↓↓↓

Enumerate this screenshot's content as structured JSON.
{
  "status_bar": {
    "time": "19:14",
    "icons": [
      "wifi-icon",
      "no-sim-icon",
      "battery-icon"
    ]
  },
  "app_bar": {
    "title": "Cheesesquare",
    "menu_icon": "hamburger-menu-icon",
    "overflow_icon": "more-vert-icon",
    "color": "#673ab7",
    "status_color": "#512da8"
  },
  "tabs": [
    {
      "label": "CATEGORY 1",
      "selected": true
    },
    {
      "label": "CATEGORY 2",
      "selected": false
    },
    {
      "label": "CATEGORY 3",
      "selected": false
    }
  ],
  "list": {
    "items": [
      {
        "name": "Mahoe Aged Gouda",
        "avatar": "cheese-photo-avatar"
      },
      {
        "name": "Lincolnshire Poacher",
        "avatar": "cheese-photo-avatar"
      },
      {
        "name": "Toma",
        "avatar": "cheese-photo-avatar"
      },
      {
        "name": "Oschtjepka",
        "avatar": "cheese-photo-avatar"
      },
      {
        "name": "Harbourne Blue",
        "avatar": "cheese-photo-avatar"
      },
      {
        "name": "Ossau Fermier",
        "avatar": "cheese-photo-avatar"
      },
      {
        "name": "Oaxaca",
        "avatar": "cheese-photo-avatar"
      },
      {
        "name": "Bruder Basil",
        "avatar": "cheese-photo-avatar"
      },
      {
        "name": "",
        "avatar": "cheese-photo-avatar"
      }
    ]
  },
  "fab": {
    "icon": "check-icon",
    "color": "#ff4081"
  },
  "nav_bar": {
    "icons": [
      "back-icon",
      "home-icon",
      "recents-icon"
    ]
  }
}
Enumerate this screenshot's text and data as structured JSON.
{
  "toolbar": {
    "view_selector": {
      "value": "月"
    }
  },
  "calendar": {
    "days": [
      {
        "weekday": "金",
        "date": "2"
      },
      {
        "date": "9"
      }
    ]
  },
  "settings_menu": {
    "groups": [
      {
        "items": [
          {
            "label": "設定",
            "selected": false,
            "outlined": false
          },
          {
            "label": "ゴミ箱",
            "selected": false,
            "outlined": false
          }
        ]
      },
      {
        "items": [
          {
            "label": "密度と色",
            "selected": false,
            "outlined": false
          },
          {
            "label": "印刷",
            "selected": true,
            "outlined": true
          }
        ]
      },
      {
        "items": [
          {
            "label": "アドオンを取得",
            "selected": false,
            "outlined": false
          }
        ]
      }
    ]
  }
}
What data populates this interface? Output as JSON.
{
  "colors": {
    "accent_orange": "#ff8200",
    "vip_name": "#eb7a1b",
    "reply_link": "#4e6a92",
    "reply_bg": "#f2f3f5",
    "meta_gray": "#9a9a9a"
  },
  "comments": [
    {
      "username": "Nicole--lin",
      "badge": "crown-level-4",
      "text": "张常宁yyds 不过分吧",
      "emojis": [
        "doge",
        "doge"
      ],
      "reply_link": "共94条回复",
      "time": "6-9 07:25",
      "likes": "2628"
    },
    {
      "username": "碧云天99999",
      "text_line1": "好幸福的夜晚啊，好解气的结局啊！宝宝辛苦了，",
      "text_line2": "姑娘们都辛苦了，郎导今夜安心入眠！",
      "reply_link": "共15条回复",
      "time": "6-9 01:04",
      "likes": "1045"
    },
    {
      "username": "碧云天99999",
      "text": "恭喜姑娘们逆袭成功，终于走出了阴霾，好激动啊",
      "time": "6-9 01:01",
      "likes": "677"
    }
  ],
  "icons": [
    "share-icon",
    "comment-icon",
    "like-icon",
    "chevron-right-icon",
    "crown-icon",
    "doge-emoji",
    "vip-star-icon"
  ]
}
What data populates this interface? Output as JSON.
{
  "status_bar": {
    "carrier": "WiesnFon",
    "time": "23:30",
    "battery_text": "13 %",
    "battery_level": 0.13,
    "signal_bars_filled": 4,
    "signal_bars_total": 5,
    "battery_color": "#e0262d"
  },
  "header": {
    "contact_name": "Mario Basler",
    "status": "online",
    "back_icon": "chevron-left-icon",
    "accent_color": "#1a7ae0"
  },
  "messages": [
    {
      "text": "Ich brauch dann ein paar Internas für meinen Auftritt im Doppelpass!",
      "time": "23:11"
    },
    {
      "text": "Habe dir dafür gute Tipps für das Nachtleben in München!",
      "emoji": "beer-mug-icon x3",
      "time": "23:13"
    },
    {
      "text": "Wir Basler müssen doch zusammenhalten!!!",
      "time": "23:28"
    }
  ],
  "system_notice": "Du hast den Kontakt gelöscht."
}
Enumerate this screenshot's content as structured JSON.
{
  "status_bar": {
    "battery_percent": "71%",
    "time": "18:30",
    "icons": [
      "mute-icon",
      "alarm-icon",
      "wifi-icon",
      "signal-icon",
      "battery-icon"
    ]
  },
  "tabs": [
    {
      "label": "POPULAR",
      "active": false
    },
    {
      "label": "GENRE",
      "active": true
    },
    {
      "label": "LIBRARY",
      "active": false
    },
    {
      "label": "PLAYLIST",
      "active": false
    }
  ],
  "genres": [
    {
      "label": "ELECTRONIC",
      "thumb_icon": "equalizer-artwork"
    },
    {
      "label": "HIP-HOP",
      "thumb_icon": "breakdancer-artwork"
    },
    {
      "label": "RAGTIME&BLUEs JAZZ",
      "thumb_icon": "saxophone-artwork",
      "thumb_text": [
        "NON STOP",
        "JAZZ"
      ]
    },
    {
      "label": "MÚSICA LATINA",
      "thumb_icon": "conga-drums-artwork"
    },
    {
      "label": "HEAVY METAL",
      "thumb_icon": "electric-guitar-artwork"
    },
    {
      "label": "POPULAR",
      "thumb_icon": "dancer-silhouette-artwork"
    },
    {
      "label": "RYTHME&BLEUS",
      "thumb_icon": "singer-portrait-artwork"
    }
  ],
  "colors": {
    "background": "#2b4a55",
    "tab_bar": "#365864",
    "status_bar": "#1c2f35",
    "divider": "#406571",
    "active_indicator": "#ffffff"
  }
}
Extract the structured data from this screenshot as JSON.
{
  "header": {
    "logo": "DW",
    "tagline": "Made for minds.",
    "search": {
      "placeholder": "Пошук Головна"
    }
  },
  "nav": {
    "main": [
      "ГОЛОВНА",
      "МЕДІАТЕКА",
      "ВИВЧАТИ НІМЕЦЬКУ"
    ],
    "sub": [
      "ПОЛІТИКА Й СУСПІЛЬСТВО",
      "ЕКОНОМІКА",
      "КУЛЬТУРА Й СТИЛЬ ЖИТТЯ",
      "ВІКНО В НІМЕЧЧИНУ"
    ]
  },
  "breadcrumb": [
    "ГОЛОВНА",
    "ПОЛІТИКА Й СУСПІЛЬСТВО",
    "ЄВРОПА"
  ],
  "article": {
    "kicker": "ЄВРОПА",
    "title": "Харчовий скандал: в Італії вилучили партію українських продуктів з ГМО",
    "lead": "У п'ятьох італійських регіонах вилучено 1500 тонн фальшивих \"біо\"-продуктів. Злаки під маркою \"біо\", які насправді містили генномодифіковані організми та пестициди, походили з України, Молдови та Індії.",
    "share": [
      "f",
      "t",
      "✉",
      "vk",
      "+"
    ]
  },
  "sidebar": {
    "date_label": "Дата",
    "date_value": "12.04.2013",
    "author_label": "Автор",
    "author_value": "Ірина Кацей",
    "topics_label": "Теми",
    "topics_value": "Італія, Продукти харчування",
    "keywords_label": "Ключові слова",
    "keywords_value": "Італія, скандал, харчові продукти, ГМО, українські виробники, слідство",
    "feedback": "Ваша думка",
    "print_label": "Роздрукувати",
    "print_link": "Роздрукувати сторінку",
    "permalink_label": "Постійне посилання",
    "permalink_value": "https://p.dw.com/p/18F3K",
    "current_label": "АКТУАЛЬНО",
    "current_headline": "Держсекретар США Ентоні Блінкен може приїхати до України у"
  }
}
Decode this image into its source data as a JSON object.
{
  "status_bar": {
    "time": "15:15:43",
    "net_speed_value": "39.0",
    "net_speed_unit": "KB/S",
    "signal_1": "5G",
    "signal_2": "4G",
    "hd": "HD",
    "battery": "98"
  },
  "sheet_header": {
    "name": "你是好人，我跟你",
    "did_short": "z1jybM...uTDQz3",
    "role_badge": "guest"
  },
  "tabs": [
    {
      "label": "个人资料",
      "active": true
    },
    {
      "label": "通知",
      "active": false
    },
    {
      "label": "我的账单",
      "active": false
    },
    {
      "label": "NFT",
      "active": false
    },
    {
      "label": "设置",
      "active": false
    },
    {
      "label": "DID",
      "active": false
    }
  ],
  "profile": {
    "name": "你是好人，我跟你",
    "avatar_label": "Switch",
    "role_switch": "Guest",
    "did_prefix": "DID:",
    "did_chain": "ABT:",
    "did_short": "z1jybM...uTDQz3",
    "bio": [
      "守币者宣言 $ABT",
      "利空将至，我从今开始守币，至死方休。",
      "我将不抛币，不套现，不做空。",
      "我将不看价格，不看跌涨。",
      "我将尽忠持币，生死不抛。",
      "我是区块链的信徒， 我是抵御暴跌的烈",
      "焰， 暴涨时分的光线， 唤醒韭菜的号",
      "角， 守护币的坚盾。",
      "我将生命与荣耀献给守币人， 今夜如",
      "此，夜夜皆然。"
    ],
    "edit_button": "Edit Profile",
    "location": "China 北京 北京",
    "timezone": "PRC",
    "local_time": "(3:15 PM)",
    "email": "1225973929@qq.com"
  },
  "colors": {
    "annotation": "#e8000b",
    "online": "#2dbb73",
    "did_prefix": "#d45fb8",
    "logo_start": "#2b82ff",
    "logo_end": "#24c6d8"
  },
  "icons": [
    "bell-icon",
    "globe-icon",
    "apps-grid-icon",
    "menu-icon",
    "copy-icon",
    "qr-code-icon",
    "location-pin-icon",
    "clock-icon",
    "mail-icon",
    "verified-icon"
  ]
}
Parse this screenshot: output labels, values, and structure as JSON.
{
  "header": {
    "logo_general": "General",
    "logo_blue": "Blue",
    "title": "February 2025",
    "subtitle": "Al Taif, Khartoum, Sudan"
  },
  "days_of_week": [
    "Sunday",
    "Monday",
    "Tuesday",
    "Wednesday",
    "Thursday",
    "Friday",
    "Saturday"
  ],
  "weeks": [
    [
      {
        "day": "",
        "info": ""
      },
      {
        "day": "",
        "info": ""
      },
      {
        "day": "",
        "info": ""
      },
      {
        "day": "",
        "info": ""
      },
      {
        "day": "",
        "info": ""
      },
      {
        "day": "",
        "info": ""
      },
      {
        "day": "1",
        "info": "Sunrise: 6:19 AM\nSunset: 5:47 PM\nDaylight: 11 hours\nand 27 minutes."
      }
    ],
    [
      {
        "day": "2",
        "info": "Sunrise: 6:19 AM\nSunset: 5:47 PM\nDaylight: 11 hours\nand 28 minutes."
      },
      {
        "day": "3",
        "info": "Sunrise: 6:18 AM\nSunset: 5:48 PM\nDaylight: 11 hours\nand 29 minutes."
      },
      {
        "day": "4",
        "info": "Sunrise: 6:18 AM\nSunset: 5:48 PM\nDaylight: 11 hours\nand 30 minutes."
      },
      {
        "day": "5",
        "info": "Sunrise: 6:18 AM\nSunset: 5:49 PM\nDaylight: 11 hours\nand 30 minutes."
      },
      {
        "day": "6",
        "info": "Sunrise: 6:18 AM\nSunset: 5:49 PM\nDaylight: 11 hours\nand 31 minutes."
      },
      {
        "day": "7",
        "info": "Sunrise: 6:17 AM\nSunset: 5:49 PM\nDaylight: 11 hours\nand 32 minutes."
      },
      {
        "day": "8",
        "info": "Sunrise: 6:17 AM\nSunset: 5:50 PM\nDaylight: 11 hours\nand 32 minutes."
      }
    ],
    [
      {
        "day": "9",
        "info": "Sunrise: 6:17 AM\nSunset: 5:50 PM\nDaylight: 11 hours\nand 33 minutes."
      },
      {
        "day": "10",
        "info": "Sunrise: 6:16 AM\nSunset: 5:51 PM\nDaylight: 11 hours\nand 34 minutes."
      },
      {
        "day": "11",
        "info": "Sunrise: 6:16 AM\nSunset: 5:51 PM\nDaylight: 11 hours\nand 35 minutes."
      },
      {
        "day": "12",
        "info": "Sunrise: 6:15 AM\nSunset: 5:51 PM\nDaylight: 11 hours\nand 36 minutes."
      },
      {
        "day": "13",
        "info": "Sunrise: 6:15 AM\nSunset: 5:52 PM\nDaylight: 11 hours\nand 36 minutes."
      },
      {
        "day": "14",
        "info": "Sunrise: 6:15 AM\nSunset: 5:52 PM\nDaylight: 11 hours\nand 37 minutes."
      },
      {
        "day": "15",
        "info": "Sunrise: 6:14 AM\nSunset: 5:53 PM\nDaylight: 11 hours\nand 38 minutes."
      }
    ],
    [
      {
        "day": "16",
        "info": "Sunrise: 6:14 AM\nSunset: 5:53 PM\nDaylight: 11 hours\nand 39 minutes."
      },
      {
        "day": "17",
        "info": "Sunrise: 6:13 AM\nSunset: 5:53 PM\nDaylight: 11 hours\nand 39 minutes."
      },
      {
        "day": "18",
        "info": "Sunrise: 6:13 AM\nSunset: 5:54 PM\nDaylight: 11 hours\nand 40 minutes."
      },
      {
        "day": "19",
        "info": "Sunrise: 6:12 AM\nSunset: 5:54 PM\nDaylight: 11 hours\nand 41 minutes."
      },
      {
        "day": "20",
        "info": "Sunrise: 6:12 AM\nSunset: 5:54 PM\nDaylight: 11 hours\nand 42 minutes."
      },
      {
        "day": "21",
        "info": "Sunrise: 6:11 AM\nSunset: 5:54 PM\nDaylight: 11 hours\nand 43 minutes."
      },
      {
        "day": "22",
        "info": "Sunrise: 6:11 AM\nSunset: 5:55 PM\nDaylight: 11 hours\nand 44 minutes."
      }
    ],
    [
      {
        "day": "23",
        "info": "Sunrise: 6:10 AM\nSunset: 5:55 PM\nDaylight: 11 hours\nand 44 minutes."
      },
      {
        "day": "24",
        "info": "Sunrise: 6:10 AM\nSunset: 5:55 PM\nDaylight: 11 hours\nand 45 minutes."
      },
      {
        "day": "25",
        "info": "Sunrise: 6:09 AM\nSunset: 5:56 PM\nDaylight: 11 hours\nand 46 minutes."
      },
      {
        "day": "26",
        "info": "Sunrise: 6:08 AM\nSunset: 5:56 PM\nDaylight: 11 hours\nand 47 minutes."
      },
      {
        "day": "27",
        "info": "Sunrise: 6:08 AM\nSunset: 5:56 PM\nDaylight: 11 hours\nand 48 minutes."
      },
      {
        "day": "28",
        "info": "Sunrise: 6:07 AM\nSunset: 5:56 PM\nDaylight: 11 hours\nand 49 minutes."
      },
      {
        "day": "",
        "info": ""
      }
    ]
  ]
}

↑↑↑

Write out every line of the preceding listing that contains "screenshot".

Enumerate this screenshot's content as structured JSON.
Enumerate this screenshot's text and data as structured JSON.
Enumerate this screenshot's content as structured JSON.
Extract the structured data from this screenshot as JSON.
Parse this screenshot: output labels, values, and structure as JSON.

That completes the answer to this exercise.